An important achievement has been completed in the Catalyst turboprop program: GE Aviation announced Thursday the first flight of its clean-sheet design on a Beechcraft King Air test bed in Berlin, Germany.
The one-hour, 40-minute flight departed Berlin’s Schönefeld Airport yesterday morning after completing ground run tests on September 27.
Run, baby, run!— GE Aviation (@GEAviation) September 27, 2021
GE's Catalyst engine has successfully completed high-speed taxi tests at the Berlin Schönefeld Airport in cooperation with the @CVUTPraha team. This is a key accomplishment leading up to first flight. #GECatalyst pic.twitter.com/2yeZvk3bNY
“The first flight was very successful. I must say, everything went flawlessly,” said Sigismond Monnet, chief test pilot for the program. “We actually flew longer than planned, and the engine performed as we expected. I look forward to proceeding with the flight test campaign and expanding the Catalyst’s flight envelope.”
The FADEC engine is targeted to operate in the 850 to 1,600 shp range, depending on the platform. Its first mount will be the Beechcraft Denali, from Textron Aviation, for which it’s projected to produce 1,300 shp and run on sustainable aviation fuel.
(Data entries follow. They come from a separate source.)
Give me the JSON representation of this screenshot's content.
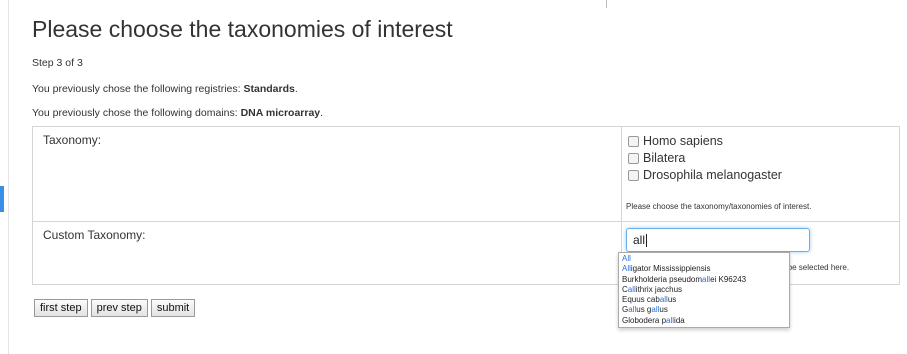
{
  "page": {
    "title": "Please choose the taxonomies of interest",
    "step": "Step 3 of 3",
    "registries_prefix": "You previously chose the following registries: ",
    "registries_value": "Standards",
    "domains_prefix": "You previously chose the following domains: ",
    "domains_value": "DNA microarray",
    "period": "."
  },
  "form": {
    "taxonomy_label": "Taxonomy:",
    "taxonomy_options": [
      "Homo sapiens",
      "Bilatera",
      "Drosophila melanogaster"
    ],
    "taxonomy_hint": "Please choose the taxonomy/taxonomies of interest.",
    "custom_label": "Custom Taxonomy:",
    "custom_value": "all",
    "custom_hint_partial": "ay be selected here.",
    "autocomplete": [
      {
        "pre": "",
        "match": "All",
        "post": ""
      },
      {
        "pre": "",
        "match": "All",
        "post": "igator Mississippiensis"
      },
      {
        "pre": "Burkholderia pseudom",
        "match": "all",
        "post": "ei K96243"
      },
      {
        "pre": "C",
        "match": "all",
        "post": "ithrix jacchus"
      },
      {
        "pre": "Equus cab",
        "match": "all",
        "post": "us"
      },
      {
        "pre": "G",
        "match": "all",
        "post": "us gallus",
        "extra": true
      },
      {
        "pre": "Globodera p",
        "match": "all",
        "post": "ida"
      }
    ]
  },
  "buttons": {
    "first": "first step",
    "prev": "prev step",
    "submit": "submit"
  }
}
With FADEC, a single-lever power and prop control will allow pilots to operate the turboprop much like a turbofan powerplant.
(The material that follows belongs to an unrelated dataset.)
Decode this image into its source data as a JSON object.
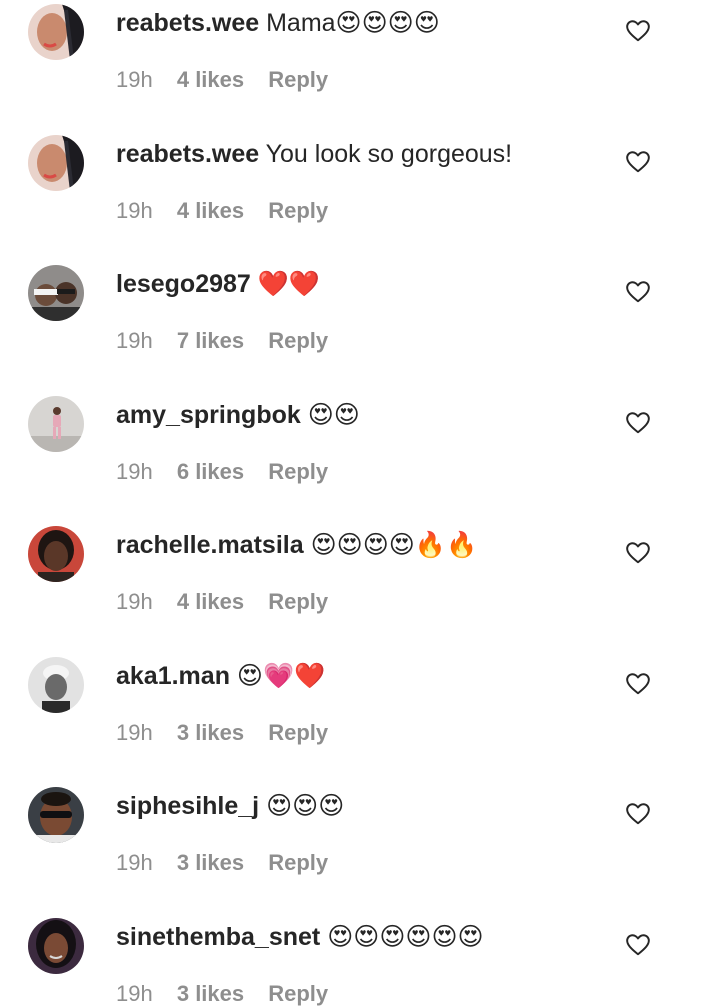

The development program also illuminates the state of collaboration between FAA and EASA regulatory agencies, with concurrent testing taking place in the E.U. and U.S.
“As the first turboprop ever fully designed, developed and built in Europe in the last half-century, the Catalyst engine is an ITAR-free product also available for military applications,” said Pierfederico Scarpa, vice president of marketing and sales for Avio Aero, GE Aviation’s partner in the project. “In this scope, Catalyst has not only technological maturity, but also outstanding performances being confirmed by an ongoing validation and certification process.”
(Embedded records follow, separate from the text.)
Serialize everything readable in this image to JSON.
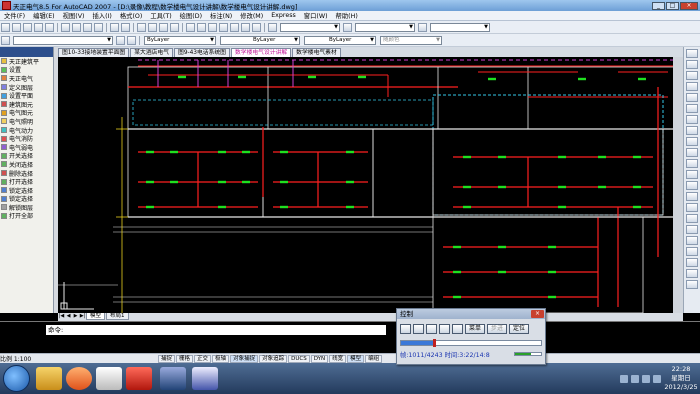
{
  "window": {
    "title": "天正电气8.5 For AutoCAD 2007 - [D:\\录像\\教程\\数学楼电气设计讲解\\数学楼电气设计讲解.dwg]",
    "buttons": [
      "_",
      "□",
      "×"
    ]
  },
  "menu": [
    "文件(F)",
    "编辑(E)",
    "视图(V)",
    "插入(I)",
    "格式(O)",
    "工具(T)",
    "绘图(D)",
    "标注(N)",
    "修改(M)",
    "Express",
    "窗口(W)",
    "帮助(H)"
  ],
  "toolbar2": {
    "layer_value": "ByLayer",
    "linetype_value": "ByLayer",
    "lineweight_value": "ByLayer",
    "plotstyle_value": "随颜色"
  },
  "palette": {
    "header": "",
    "items": [
      "天正建筑平",
      "设置",
      "天正电气",
      "定义图层",
      "设置平面",
      "建筑图元",
      "电气图元",
      "电气照明",
      "电气动力",
      "电气消防",
      "电气弱电",
      "开关选择",
      "关闭选择",
      "删除选择",
      "打开选择",
      "锁定选择",
      "锁定选择",
      "解锁图层",
      "打开全部"
    ]
  },
  "drawing_tabs": [
    {
      "label": "图10-33接地装置平面图",
      "active": false
    },
    {
      "label": "某大酒店电气",
      "active": false
    },
    {
      "label": "图9-43电话系统图",
      "active": false
    },
    {
      "label": "数学楼电气设计讲解",
      "active": true
    },
    {
      "label": "数学楼电气素材",
      "active": false
    }
  ],
  "model_tabs": [
    "模型",
    "布局1"
  ],
  "command": {
    "prompt": "命令:"
  },
  "status": {
    "scale": "比例 1:100",
    "buttons": [
      {
        "label": "捕捉",
        "on": false
      },
      {
        "label": "栅格",
        "on": false
      },
      {
        "label": "正交",
        "on": false
      },
      {
        "label": "极轴",
        "on": false
      },
      {
        "label": "对象捕捉",
        "on": true
      },
      {
        "label": "对象追踪",
        "on": false
      },
      {
        "label": "DUCS",
        "on": false
      },
      {
        "label": "DYN",
        "on": false
      },
      {
        "label": "线宽",
        "on": false
      },
      {
        "label": "模型",
        "on": true
      },
      {
        "label": "编组",
        "on": false
      }
    ]
  },
  "player": {
    "title": "控制",
    "close": "×",
    "menu_label": "菜单",
    "step_label": "步进",
    "locate_label": "定位",
    "frame_text": "帧:1011/4243 时间:3:22/14:8",
    "progress": 0.238,
    "volume": 0.6
  },
  "clock": {
    "time": "22:28",
    "weekday": "星期日",
    "date": "2012/3/25"
  },
  "colors": {
    "accent_title": "#6d9fd6",
    "canvas_bg": "#000000",
    "wire_red": "#ff2020",
    "wire_green": "#20e020",
    "wall_white": "#e8e8e8",
    "cyan_dashed": "#33c8e8",
    "player_text": "#1a35b0"
  }
}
The news advances the Denali program significantly: “This is a tremendous moment for the Catalyst engine,” said Paul Corkery, general manager of GE Aviation Turboprops. “It is the result of huge efforts by our brilliant team to bring this engine out of the test cell and onto the King Air Flying Test Bed.
“We’re very encouraged by preliminary data from the first flight,” Corkery continued, “and we’re looking forward to continued flight testing on this revolutionary turboprop engine, alongside our launch customer, Textron, that is heading the same way with their Beechcraft Denali prototype.”